To the same scale…
Let’s look at the genetic differences on that scale…
(See my preceding post, More Maps of the American Nations.)
I’m just sayin’…
See also (via Peter Frost):
Now, let’s be clear here: I am not saying that I know that North and South Koreans have significant differences in their genotypic characteristics. But, I am saying that you don’t know that, either!
I am also not saying that the differences in the situation between the two Koreas have nothing to do with the respective regimes each country happens to be under, or their historical circumstances.
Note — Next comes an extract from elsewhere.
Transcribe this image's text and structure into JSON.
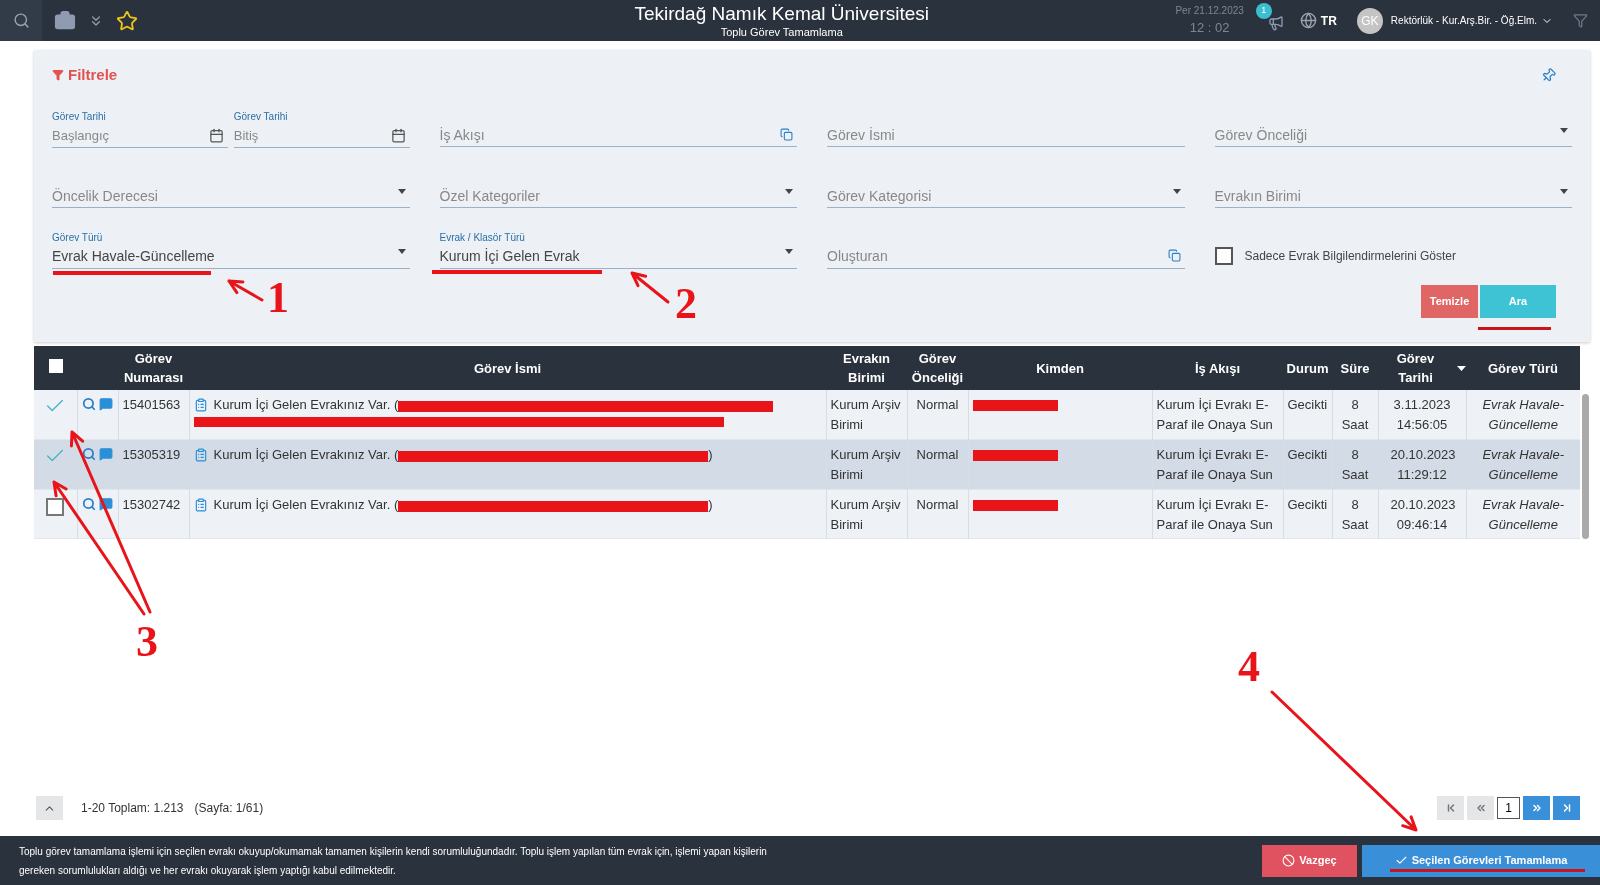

But, I am saying that we can’t use the two Koreas as some sort of pure example of a completely environmentally mediated difference in outcome, because we do not know that, and we have no way to know without at least getting some psychometric and/or genomic data from North Koreans.
Many in the space assume that if the North Korea regime were to disappear, and the Koreas were unified, the North would lift right up and in time the differences between the two countries would slowly disappear. But then, that hasn’t completely worked for Germany, as seen in 2011 unemployment rates there (via Peter Frost):
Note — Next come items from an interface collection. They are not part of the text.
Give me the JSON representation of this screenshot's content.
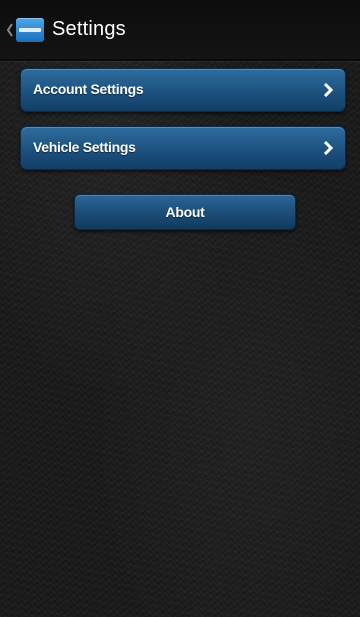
{
  "action_bar": {
    "title": "Settings",
    "up_icon": "chevron-left-icon",
    "app_icon": "app-logo-icon"
  },
  "menu": {
    "items": [
      {
        "label": "Account Settings",
        "icon": "chevron-right-icon"
      },
      {
        "label": "Vehicle Settings",
        "icon": "chevron-right-icon"
      }
    ]
  },
  "about": {
    "label": "About"
  },
  "colors": {
    "button_blue": "#1f5684",
    "background": "#1b1b1b",
    "text": "#ffffff"
  }
}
Indeed, as recalled here:
Twenty-two years after the reunification of Germany – completed on 3 October 1990, nearly 11 months after the Berlin Wall came down – the differences between the two halves of the country are still apparent.
Mindsets are slow to change. According to a survey published by the daily Bild last week, one west German in five has never set foot in the east, and one in 10 of their Ossi (“Eastie”) counterparts has never travelled west. Three-quarters of the population think there are “different mentalities” between east and west. Only two-thirds of Wessis (but nearly four-fifths in the east) would consider marrying someone from the other side.
Two-thirds of those surveyed are quite indifferent to the fact that both President Joachim Gauck and Chancellor Angela Merkel are Ossis.
In economic terms there are still significant differences, albeit on the wane. At the time of reunification the gross domestic product per capita in the east was €9,400 ($11,800), as opposed to €22,000 in the west. Since then per capita revenue in the east has more than doubled to reach €23,700, whereas in the west it has only increased by half to €33,400 (still 30% ahead of the east). Thanks to various subsidies, the differences in purchasing power are smaller.
As seen also in my post Germania’s Seed, the differences within Germany pre-date World War II.